The human aspect is rarely reported, but the business grinds merrily along. 


  1. I truly believe that Brent is going to do well under Stan's guidance. He runs the Bandits Goalie School and just a few of the guys he's personally trained are:

    Three time Stanley Cup Champion Chris Osgood
    Jason Bacashihua 1st round pick of the Dallas Stars
    Jack Campbell 1st round pick of the Dallas Stars
    Matt Hackett 3rd round pick of the Minnesota Wild
    Scott Wedgewood 3rd round pick of the New Jersey Devils
    Al Montoya 1st round pick of the New York Rangers
    Alex Nedeljkovic 2nd round pick of the Carolina Hurricanes
    Thatcher Demko 2nd round pick of the Vancouver Canucks
    Zach Nagelvoort 4th round pick of the Edmonton Oilers

    Stan always seems to know just what a goalie needs to improve his game or to just fine tune certain parts. If anyone can help him be signed it'll be Stan.

    I remember back when Jeremy Smith was traded to the Ice Dogs and as a Plymouth fan how upsetting that was. But Alex seems to be in the same kind of situation as Jeremy was the year he was traded and it ended up being the best thing for Jeremy's career. While I know Josh & Alex will only be there for a short period of time I know the fans will love them. They are two of the nicest guys, genuine with the fans and always someone you can approach to talk to. I really hope the team goes far for them and I'll be rooting for them.

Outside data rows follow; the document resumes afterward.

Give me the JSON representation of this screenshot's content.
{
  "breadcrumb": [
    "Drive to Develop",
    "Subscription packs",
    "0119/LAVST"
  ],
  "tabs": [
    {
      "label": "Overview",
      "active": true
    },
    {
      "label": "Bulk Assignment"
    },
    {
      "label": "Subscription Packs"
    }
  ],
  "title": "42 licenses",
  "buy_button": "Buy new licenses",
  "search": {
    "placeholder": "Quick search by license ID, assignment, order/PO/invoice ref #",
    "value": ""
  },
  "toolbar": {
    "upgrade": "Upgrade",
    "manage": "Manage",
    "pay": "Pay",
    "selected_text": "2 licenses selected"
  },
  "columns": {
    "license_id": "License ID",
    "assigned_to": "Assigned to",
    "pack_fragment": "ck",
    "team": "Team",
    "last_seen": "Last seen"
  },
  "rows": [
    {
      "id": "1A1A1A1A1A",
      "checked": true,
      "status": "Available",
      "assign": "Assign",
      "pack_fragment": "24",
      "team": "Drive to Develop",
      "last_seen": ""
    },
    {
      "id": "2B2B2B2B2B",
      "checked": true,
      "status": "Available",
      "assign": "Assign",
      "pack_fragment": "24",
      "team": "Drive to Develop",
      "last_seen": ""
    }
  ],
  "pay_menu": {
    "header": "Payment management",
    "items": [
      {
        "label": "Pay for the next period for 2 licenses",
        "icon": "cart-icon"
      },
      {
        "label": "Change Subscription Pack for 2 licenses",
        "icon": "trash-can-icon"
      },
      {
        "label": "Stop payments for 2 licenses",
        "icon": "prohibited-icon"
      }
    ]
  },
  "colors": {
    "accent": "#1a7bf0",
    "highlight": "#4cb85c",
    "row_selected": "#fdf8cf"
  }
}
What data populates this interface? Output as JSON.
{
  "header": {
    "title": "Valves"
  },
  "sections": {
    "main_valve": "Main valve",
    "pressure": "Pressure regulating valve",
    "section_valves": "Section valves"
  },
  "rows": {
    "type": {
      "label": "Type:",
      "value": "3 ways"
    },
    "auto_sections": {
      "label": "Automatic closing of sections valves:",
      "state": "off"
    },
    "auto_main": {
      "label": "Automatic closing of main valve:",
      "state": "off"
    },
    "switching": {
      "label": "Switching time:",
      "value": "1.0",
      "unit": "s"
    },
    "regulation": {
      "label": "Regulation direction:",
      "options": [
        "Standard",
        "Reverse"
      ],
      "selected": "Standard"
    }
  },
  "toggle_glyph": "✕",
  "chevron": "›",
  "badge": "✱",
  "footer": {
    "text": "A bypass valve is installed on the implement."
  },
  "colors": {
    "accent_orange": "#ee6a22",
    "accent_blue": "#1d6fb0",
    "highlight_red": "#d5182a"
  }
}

  2. Great article. You hit it right on about the 'human element'. I think it's important for people to read articles like this one and to understand what really goes on behind the scenes and the impacts on both the players and families. There is as you put it a huge component of the 'human element' that general articles and critiques that fans and pundits forget when they react quickly and/or with emotion to how they think the game should be played or their take on a player's performance. A line I used to say a lot to people in the stand was that "the players do not see the game from the same angle, etc. as a spectator who is looking down from up high and can see every player and every angle and the where the puck is most times. It looks very different when one is on the ice in a corner, or facing a certain direction or surrounded by players and thus the calls and critiques from up above rarely are valid. I also wish Moran the best and hope that this new start will be nothing but a positive move for him and feel agree totally with your analysis.